*To do*
Produce a character-for-character copy of the data below.

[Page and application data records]
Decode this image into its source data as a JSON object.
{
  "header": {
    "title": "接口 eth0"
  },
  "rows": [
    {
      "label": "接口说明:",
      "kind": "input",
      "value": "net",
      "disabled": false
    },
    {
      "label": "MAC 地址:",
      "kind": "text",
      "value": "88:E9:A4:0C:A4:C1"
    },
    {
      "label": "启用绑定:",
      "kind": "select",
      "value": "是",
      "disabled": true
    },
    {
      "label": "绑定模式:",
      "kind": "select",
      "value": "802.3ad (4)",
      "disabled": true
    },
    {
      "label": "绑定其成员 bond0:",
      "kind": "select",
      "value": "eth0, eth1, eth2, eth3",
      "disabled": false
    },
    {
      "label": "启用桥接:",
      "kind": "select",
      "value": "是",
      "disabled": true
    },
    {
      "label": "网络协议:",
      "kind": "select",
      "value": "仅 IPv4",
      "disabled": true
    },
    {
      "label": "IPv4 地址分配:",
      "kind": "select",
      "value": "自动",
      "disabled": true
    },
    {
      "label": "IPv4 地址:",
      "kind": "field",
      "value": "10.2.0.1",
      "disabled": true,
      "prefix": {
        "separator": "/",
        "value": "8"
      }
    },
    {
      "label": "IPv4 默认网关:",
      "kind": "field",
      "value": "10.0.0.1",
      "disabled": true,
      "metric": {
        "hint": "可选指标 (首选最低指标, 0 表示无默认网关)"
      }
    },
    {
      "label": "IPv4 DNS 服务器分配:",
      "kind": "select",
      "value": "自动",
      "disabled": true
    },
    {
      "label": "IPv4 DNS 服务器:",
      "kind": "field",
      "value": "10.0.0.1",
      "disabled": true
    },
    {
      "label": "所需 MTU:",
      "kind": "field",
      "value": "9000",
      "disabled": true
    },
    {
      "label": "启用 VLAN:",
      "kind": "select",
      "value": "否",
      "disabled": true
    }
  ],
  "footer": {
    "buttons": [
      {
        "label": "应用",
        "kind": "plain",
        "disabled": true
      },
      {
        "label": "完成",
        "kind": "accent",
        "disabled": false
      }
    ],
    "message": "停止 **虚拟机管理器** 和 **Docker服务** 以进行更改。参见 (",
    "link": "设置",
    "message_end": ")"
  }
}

*Written response*
Decode this image into its source data as a JSON object.
{
  "header": {
    "title": "接口 eth0"
  },
  "rows": [
    {
      "label": "接口说明:",
      "kind": "input",
      "value": "net",
      "disabled": false
    },
    {
      "label": "MAC 地址:",
      "kind": "text",
      "value": "88:E9:A4:0C:A4:C1"
    },
    {
      "label": "启用绑定:",
      "kind": "select",
      "value": "是",
      "disabled": true
    },
    {
      "label": "绑定模式:",
      "kind": "select",
      "value": "802.3ad (4)",
      "disabled": true
    },
    {
      "label": "绑定其成员 bond0:",
      "kind": "select",
      "value": "eth0, eth1, eth2, eth3",
      "disabled": false
    },
    {
      "label": "启用桥接:",
      "kind": "select",
      "value": "是",
      "disabled": true
    },
    {
      "label": "网络协议:",
      "kind": "select",
      "value": "仅 IPv4",
      "disabled": true
    },
    {
      "label": "IPv4 地址分配:",
      "kind": "select",
      "value": "自动",
      "disabled": true
    },
    {
      "label": "IPv4 地址:",
      "kind": "field",
      "value": "10.2.0.1",
      "disabled": true,
      "prefix": {
        "separator": "/",
        "value": "8"
      }
    },
    {
      "label": "IPv4 默认网关:",
      "kind": "field",
      "value": "10.0.0.1",
      "disabled": true,
      "metric": {
        "hint": "可选指标 (首选最低指标, 0 表示无默认网关)"
      }
    },
    {
      "label": "IPv4 DNS 服务器分配:",
      "kind": "select",
      "value": "自动",
      "disabled": true
    },
    {
      "label": "IPv4 DNS 服务器:",
      "kind": "field",
      "value": "10.0.0.1",
      "disabled": true
    },
    {
      "label": "所需 MTU:",
      "kind": "field",
      "value": "9000",
      "disabled": true
    },
    {
      "label": "启用 VLAN:",
      "kind": "select",
      "value": "否",
      "disabled": true
    }
  ],
  "footer": {
    "buttons": [
      {
        "label": "应用",
        "kind": "plain",
        "disabled": true
      },
      {
        "label": "完成",
        "kind": "accent",
        "disabled": false
      }
    ],
    "message": "停止 **虚拟机管理器** 和 **Docker服务** 以进行更改。参见 (",
    "link": "设置",
    "message_end": ")"
  }
}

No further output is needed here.